Although I regret that I'm not able to go to service this morning, I swear I'll be on the van many times in the future!
My journey to God was eventful and unique (much like most testimonies). Early in our move to China, I remember going to a Sunday School service, but it didn't become a regular event. My PreK-12 school was Lutheran, so that's where I began being exposed to more religious elements. We sang "Jesus-loving" songs at assembly, spent a few minutes each day having "devotions", and also took part in "popcorn prayers". In middle school, I took the mandatory religion classes, but nothing life-changing happened yet.
Then, at the end of the fall semester in my sophomore year, my life went downhill. I had missed school for TWO weeks as a result of a common cold as well as a MUN conference in Singapore, so the load piled up. I stopped doing homework and failed to prepare for multiple tests. I resorted to watching crime dramas and comedies on TV (actually my laptop). At first, my teachers did not take much notice, but then suspicions grew. I went to a series of counselor meetings, and a "bounce-back" plan was set in motion.

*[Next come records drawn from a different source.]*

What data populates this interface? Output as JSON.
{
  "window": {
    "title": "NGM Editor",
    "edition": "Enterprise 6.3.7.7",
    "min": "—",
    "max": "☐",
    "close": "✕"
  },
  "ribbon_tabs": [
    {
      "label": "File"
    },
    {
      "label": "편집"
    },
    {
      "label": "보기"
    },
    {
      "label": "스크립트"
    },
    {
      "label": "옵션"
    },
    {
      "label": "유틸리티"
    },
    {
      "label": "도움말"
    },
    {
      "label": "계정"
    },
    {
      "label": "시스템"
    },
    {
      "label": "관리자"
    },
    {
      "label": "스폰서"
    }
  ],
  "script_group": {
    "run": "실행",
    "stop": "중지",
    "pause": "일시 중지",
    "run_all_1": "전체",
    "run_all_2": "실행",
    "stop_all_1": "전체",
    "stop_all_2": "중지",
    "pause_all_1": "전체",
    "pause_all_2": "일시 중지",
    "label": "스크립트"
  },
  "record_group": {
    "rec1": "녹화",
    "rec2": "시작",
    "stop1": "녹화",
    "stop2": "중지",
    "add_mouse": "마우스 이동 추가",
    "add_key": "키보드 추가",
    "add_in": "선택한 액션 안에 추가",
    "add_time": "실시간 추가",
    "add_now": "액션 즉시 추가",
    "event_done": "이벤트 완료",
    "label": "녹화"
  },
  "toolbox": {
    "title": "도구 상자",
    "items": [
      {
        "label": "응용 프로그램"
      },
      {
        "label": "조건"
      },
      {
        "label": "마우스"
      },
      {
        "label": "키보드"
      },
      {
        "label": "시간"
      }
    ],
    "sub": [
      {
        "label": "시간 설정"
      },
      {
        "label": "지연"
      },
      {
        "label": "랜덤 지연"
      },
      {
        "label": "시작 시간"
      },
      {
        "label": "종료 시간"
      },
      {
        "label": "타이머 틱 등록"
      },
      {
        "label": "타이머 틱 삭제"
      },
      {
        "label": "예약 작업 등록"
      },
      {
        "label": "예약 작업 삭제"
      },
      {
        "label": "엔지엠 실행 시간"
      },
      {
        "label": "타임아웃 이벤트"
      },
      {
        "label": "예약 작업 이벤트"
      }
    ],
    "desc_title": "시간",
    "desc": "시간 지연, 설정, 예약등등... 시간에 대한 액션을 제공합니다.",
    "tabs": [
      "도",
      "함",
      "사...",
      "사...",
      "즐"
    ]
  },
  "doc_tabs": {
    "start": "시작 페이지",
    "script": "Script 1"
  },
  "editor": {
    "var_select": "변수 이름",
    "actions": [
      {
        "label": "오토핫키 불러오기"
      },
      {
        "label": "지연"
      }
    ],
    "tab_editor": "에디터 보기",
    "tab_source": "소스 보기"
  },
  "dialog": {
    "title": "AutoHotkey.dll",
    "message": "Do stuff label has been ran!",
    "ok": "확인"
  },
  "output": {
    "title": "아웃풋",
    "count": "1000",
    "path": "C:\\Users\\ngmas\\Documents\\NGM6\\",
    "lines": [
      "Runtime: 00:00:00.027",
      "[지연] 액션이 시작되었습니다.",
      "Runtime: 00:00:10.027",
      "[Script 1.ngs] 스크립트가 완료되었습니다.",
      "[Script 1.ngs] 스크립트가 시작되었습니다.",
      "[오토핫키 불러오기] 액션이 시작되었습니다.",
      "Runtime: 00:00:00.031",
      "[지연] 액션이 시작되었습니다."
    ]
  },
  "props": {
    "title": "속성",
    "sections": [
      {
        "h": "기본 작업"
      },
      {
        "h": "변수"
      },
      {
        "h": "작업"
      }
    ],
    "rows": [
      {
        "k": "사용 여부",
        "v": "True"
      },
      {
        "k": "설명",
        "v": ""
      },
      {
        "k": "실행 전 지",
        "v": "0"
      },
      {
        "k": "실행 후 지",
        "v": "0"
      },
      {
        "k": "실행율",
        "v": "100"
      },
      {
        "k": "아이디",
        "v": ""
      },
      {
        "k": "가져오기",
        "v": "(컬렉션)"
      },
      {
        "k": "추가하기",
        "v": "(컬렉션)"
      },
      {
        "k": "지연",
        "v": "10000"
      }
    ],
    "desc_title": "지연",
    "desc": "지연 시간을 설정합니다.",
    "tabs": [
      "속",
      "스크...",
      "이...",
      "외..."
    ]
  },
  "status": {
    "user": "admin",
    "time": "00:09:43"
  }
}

I took advantage of office hours, and practiced as much as I could for my hardest classes (math and chemistry). I used an egg timer to space out my studying, and sooner than later, I was caught up. I studied for my AP World History exam and ended with a 5. Seeing that golden number at summer camp a few months later was the happiest moment of my life - that is - until I read my Emory acceptance letter.
What I have yet to include is a big part of what saved me during those sad times. My best friend of 12 years now had invited me to a service with her family once, and that was enough to get me hooked. I went to a few youth services, then became a regular at my neighborhood fellowship. I went to two spring retreats and met a bunch of good friends from church. Whenever I feel down or need a little advice, I never hesitate to contact one of my church people. Church is the ultimate happy place. Whenever I go to church, my spirits are automatically lifted. Christians are so nice and open to anyone to join them. As someone who wasn't quite welcome in a lot of the groups I encountered throughout life, to find somewhere that I could be myself and have fun with a lot of cool kids was beautiful. Knowing that I have a strong support network for times when I do need some help is also a refreshing thought, and with God, I always feel discouraged when I try to give up.
I know that, despite my flaws and weaknesses, God still loves me. He sacrificed Himself for all of us, and now I'm trying to repay him by living a purpose-driven life. His Word is my bread, and they're the wisdom I need to go forth.